Like most matters involving an Ebola epidemic, chronicling its first horrifying infection is not an easy endeavor. But even in circumstances in which details are hard to come by, certain similarities have emerged.
We Are Making Ebola Outbreaks Worse by Cutting Down Forests - article featuring Drs. Karesh & Epstein
Epidemiologists explain how human activity helps spread the deadly virus in West Africa.
A team led by disease ecologist Peter Daszak, president of the EcoHealth Alliance, a conservation organization headquartered in New York, reported in mBio the results of an exhaustive survey of all the viruses hosted by a single fruit bat species, the Indian flying fox, which is known to harbor emerging zoonotic pathogens.
It was the darkest hour since the new illness, known as Middle East Respiratory Syndrome, or MERS, first appeared in Saudi Arabia late in 2012. In all, more than 700 cases have been documented in 20 countries, nearly all of them linked to Saudi Arabia. More than 250 people have died.
Rift Valley Fever: An EcoHealthy Approach - Join us on June 11th for a cocktail reception and presentation in NYC
Dr. Peter Daszak and the scientists of EcoHealth Alliance cordially invite you and a guest to a cocktail reception and presentation on Wednesday, June 11th in NYC.
Admissions to the clinic, part of the Cummings School of Veterinary Medicine, have risen 41 percent in little more than a decade, driven by the dramatic increase in proximity between humans and wildlife across New England.
Camels and Contagion: Inside Global Hunt for Source of MERS - EcoHealth Alliance highlighted in a National Geographic article
With another case of the virus confirmed in the U.S., virus detectives are tracing its spread.
First case of MERS, a SARS-like respiratory illness, reported in North America - Dr. Peter Daszak in the Toronto Star
American health officials are reporting the first case of the Middle East respiratory syndrome in the United States, where a health-care worker who recently returned from Saudi Arabia is now being treated at an Indiana hospital.
Middle East Respiratory Syndrome, or MERS, has found its way to the United States for the first time, with one confirmed case so far. A deadly virus largely found in the Middle East has appeared in the United States for the first time, the Centers for Disease Control and Prevention said Friday.
Researchers from Columbia University, King Saud University and the New York-based EcoHealth Alliance managed to isolate live MERS virus from two single-humped camels, known as dromedaries.

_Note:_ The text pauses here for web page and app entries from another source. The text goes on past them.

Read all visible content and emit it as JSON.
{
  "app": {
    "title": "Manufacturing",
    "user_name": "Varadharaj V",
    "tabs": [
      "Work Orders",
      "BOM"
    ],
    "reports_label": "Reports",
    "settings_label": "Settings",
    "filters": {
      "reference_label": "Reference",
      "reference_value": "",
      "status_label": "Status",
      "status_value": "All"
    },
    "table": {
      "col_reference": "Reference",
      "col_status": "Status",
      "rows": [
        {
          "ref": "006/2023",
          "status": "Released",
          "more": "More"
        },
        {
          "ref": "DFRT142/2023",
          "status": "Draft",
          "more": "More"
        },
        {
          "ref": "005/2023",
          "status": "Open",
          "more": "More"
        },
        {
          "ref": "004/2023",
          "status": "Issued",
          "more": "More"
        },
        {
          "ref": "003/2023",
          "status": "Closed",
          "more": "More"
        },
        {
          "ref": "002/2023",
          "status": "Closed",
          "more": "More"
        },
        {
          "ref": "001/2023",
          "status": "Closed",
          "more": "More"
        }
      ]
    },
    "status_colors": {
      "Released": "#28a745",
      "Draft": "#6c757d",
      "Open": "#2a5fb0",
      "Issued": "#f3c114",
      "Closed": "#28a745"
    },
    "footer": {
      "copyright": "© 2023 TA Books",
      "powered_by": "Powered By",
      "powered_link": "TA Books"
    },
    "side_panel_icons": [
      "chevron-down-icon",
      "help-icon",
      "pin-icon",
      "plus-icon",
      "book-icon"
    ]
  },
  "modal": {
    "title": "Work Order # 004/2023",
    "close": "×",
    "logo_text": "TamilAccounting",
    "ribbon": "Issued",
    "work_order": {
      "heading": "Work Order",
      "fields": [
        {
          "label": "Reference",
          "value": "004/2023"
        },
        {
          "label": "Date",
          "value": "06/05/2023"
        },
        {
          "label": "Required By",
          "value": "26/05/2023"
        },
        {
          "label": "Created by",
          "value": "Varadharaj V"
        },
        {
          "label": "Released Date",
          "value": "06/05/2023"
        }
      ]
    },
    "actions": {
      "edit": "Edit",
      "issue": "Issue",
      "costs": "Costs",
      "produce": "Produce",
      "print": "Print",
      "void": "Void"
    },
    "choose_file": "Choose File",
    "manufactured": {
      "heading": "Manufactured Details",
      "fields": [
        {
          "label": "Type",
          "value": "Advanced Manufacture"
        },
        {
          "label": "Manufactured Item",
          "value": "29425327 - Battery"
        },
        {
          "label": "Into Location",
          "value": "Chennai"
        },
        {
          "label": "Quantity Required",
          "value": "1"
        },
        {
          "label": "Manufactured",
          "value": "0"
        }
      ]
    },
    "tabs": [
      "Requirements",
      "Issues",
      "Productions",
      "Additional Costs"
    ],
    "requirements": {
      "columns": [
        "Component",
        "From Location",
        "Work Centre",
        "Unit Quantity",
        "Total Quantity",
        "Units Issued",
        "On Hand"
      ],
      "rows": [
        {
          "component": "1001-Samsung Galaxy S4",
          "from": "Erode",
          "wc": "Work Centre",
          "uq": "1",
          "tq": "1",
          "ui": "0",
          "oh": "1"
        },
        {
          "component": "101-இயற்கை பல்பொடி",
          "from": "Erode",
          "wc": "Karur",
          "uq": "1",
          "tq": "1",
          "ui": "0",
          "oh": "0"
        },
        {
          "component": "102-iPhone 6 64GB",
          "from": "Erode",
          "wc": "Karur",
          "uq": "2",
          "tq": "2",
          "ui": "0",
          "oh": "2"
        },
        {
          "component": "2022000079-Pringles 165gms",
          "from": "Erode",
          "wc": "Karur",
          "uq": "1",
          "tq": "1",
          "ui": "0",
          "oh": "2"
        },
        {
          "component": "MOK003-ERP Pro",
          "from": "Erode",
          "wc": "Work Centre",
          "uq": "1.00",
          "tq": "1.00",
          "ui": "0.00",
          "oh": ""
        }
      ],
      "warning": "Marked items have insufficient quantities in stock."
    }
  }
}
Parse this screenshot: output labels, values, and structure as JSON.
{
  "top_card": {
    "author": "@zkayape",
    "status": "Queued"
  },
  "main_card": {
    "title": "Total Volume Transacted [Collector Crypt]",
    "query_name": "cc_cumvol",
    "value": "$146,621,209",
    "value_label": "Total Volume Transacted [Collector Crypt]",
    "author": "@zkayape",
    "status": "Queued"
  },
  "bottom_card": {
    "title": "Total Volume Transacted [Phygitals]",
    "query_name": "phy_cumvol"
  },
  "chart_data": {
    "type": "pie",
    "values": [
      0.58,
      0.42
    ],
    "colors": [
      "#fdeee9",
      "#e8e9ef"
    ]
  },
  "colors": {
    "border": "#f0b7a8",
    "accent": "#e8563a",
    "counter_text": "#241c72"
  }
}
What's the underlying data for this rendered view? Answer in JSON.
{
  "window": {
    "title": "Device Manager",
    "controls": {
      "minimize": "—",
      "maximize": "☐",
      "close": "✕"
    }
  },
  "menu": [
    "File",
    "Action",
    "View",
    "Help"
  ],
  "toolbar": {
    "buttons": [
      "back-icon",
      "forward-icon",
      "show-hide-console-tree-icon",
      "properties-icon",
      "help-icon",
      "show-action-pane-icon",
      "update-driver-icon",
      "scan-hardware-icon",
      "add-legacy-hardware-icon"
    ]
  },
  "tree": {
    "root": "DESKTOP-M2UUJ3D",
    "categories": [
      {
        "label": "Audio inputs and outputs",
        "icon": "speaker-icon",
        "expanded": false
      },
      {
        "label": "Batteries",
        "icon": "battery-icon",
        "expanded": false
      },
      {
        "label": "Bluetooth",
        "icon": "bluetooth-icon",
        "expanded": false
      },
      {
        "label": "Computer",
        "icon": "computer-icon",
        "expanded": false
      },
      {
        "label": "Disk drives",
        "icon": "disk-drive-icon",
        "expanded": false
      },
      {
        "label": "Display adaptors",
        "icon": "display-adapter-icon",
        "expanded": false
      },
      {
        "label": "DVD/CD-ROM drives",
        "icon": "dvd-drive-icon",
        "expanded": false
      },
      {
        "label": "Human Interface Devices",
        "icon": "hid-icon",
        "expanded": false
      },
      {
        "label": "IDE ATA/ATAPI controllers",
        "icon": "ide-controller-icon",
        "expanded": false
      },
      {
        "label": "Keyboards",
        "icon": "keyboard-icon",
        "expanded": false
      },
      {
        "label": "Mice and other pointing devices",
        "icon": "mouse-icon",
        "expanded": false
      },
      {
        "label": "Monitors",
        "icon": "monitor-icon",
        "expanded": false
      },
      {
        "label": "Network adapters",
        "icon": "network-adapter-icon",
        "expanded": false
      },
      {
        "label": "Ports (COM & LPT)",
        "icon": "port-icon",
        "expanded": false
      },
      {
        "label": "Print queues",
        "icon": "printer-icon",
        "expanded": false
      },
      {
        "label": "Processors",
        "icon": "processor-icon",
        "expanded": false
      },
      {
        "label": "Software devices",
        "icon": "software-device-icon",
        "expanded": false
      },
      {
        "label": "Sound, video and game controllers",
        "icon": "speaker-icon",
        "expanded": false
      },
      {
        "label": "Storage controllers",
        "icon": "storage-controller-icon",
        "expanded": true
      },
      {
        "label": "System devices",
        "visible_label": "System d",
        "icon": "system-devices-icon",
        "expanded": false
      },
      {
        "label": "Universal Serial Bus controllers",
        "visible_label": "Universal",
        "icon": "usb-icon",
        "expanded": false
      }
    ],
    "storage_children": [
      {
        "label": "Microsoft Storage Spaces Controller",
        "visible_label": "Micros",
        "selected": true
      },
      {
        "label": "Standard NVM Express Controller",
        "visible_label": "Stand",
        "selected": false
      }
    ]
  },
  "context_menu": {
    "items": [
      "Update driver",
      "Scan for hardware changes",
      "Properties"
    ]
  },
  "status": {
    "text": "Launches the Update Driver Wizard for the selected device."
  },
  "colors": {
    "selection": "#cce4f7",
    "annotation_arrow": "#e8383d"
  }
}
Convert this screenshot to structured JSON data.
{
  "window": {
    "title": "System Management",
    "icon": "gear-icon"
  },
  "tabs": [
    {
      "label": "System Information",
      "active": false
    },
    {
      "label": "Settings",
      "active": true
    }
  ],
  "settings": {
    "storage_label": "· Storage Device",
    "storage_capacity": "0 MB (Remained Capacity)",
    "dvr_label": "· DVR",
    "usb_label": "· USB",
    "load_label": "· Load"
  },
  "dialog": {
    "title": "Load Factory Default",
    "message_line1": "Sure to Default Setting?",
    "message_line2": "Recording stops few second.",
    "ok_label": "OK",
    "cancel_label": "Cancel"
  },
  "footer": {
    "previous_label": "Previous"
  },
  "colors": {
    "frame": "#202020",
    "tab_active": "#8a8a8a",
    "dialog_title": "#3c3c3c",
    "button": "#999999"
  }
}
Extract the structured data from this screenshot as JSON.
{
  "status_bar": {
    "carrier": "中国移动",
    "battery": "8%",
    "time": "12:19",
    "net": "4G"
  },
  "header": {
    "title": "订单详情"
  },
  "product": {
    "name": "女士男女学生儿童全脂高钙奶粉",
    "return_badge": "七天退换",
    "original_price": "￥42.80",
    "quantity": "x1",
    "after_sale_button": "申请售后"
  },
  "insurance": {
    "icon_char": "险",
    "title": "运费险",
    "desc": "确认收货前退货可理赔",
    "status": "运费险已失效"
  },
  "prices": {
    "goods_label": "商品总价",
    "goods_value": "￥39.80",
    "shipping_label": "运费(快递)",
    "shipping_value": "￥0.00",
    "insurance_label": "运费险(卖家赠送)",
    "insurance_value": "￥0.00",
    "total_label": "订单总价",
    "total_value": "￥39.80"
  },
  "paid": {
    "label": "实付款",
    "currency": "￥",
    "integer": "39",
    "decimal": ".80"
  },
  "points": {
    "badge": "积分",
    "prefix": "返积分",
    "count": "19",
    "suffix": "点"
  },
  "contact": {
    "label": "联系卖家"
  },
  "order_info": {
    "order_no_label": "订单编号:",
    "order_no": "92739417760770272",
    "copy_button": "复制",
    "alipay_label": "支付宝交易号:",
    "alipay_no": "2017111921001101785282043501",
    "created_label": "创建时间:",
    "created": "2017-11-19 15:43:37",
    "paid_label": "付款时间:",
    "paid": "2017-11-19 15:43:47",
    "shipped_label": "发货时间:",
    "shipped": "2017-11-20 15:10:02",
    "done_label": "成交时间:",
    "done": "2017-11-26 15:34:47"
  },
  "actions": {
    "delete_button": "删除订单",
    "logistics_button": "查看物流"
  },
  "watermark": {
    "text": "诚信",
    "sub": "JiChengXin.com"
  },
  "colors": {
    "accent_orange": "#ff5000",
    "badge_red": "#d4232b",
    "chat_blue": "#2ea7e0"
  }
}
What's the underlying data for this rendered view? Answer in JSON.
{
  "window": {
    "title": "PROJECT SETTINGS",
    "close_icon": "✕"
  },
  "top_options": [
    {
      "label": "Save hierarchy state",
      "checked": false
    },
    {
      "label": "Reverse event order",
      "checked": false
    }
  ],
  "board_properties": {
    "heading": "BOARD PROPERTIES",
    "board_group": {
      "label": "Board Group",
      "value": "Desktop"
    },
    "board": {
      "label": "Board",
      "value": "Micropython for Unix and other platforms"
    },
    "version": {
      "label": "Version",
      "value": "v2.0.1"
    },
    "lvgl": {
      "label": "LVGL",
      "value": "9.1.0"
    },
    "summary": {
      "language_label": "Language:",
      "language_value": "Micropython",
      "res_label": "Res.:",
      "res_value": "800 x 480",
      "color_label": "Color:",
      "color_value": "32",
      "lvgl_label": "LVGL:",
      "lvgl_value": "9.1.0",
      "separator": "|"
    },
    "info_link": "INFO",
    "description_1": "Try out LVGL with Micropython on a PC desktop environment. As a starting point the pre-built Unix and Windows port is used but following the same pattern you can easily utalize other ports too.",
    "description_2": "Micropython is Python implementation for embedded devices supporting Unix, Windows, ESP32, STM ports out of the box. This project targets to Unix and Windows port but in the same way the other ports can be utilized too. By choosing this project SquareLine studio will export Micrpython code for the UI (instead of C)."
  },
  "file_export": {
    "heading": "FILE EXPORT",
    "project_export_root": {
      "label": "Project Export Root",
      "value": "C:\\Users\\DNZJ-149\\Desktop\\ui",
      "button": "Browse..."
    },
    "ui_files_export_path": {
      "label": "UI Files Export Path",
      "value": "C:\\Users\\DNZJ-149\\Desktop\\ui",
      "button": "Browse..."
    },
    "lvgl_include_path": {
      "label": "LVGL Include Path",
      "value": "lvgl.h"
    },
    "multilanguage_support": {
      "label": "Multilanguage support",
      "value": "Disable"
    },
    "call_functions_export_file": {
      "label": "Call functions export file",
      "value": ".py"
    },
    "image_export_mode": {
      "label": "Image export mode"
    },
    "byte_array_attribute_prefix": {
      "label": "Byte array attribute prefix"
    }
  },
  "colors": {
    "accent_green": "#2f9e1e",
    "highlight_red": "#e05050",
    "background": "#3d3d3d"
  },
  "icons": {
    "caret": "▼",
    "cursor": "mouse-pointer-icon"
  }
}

A countrywide survey of camels shows many, if not most, are infected with a strain genetically almost identical to the strain that’s infecting people, a team at Columbia University, King Saud University, and the EcoHealth Alliance reported.
EcoHealth Alliance researcher, Jonathan Kolby, blogs about his experience in Madagascar.
In December 2013 the United Nations General Assembly declared March 3rd World Wildlife Day, commemorating the signing of the Convention on International Trade in Endangered Species of Wild Fauna and Flora (CITES) in 1973.
A new study released on Feb. 25 provides the strongest evidence yet that camels are a major player in Middle East Respiratory Syndrome (MERS), a viral disease that has killed dozens of people in the Middle East since it was first detected in 2012 and whose origin remains elusive.
A new study suggests that camels are the major source of the Middle East Respiratory Syndrome, or MERS, a viral disease that has sickened 182 people and killed 79 of them since it was first detected in Saudi Arabia in 2012.
Anne-Hélène Prieur-Richard and Dr. Peter Daszak were invited to the United Nations today to present on the links between biodiversity and human well-being.
This opportunity will help link the contribution of biodiversity towards sustainable development goals.
H5N8 Highly Pathogenic Avian Influenza in poultry and wild birds in Republic of Korea.
Assembly Standing Committee on Environmental Conservation Public Hearing - Watch the Public Hearing Here!
EcoHealth Alliance will testify at this public hearing provide input on New York State’s laws and regulations protecting endangered species and restricting the sale of ivory.